[ABOUT THIS EXERCISE]: Your answer must be an exact copy of the entries below, with no pictures in it.
---
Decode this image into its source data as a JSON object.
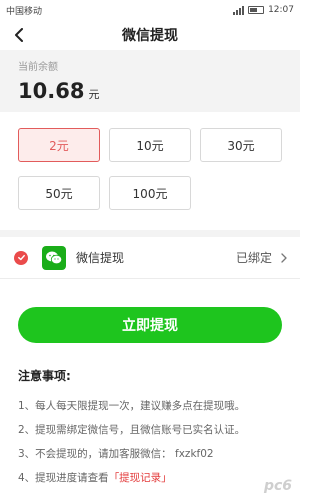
{
  "status_bar": {
    "carrier": "中国移动",
    "time": "12:07"
  },
  "header": {
    "back_icon": "arrow-left-icon",
    "title": "微信提现"
  },
  "balance": {
    "label": "当前余额",
    "amount": "10.68",
    "unit": "元"
  },
  "amounts": [
    {
      "label": "2元",
      "selected": true
    },
    {
      "label": "10元",
      "selected": false
    },
    {
      "label": "30元",
      "selected": false
    },
    {
      "label": "50元",
      "selected": false
    },
    {
      "label": "100元",
      "selected": false
    }
  ],
  "method": {
    "check_icon": "check-circle-icon",
    "icon": "wechat-icon",
    "label": "微信提现",
    "status": "已绑定",
    "chevron": "chevron-right-icon"
  },
  "submit": {
    "label": "立即提现"
  },
  "notes": {
    "title": "注意事项:",
    "items": [
      "1、每人每天限提现一次，建议赚多点在提现哦。",
      "2、提现需绑定微信号，且微信账号已实名认证。",
      "3、不会提现的，请加客服微信： fxzkf02",
      "4、提现进度请查看"
    ],
    "link": "「提现记录」"
  },
  "watermark": "pc6",
  "colors": {
    "accent_green": "#1ec51e",
    "selected_red": "#e25b5b",
    "wechat_green": "#1aad19"
  }
}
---
[PROBLEM SOLUTION]:
Decode this image into its source data as a JSON object.
{
  "status_bar": {
    "carrier": "中国移动",
    "time": "12:07"
  },
  "header": {
    "back_icon": "arrow-left-icon",
    "title": "微信提现"
  },
  "balance": {
    "label": "当前余额",
    "amount": "10.68",
    "unit": "元"
  },
  "amounts": [
    {
      "label": "2元",
      "selected": true
    },
    {
      "label": "10元",
      "selected": false
    },
    {
      "label": "30元",
      "selected": false
    },
    {
      "label": "50元",
      "selected": false
    },
    {
      "label": "100元",
      "selected": false
    }
  ],
  "method": {
    "check_icon": "check-circle-icon",
    "icon": "wechat-icon",
    "label": "微信提现",
    "status": "已绑定",
    "chevron": "chevron-right-icon"
  },
  "submit": {
    "label": "立即提现"
  },
  "notes": {
    "title": "注意事项:",
    "items": [
      "1、每人每天限提现一次，建议赚多点在提现哦。",
      "2、提现需绑定微信号，且微信账号已实名认证。",
      "3、不会提现的，请加客服微信： fxzkf02",
      "4、提现进度请查看"
    ],
    "link": "「提现记录」"
  },
  "watermark": "pc6",
  "colors": {
    "accent_green": "#1ec51e",
    "selected_red": "#e25b5b",
    "wechat_green": "#1aad19"
  }
}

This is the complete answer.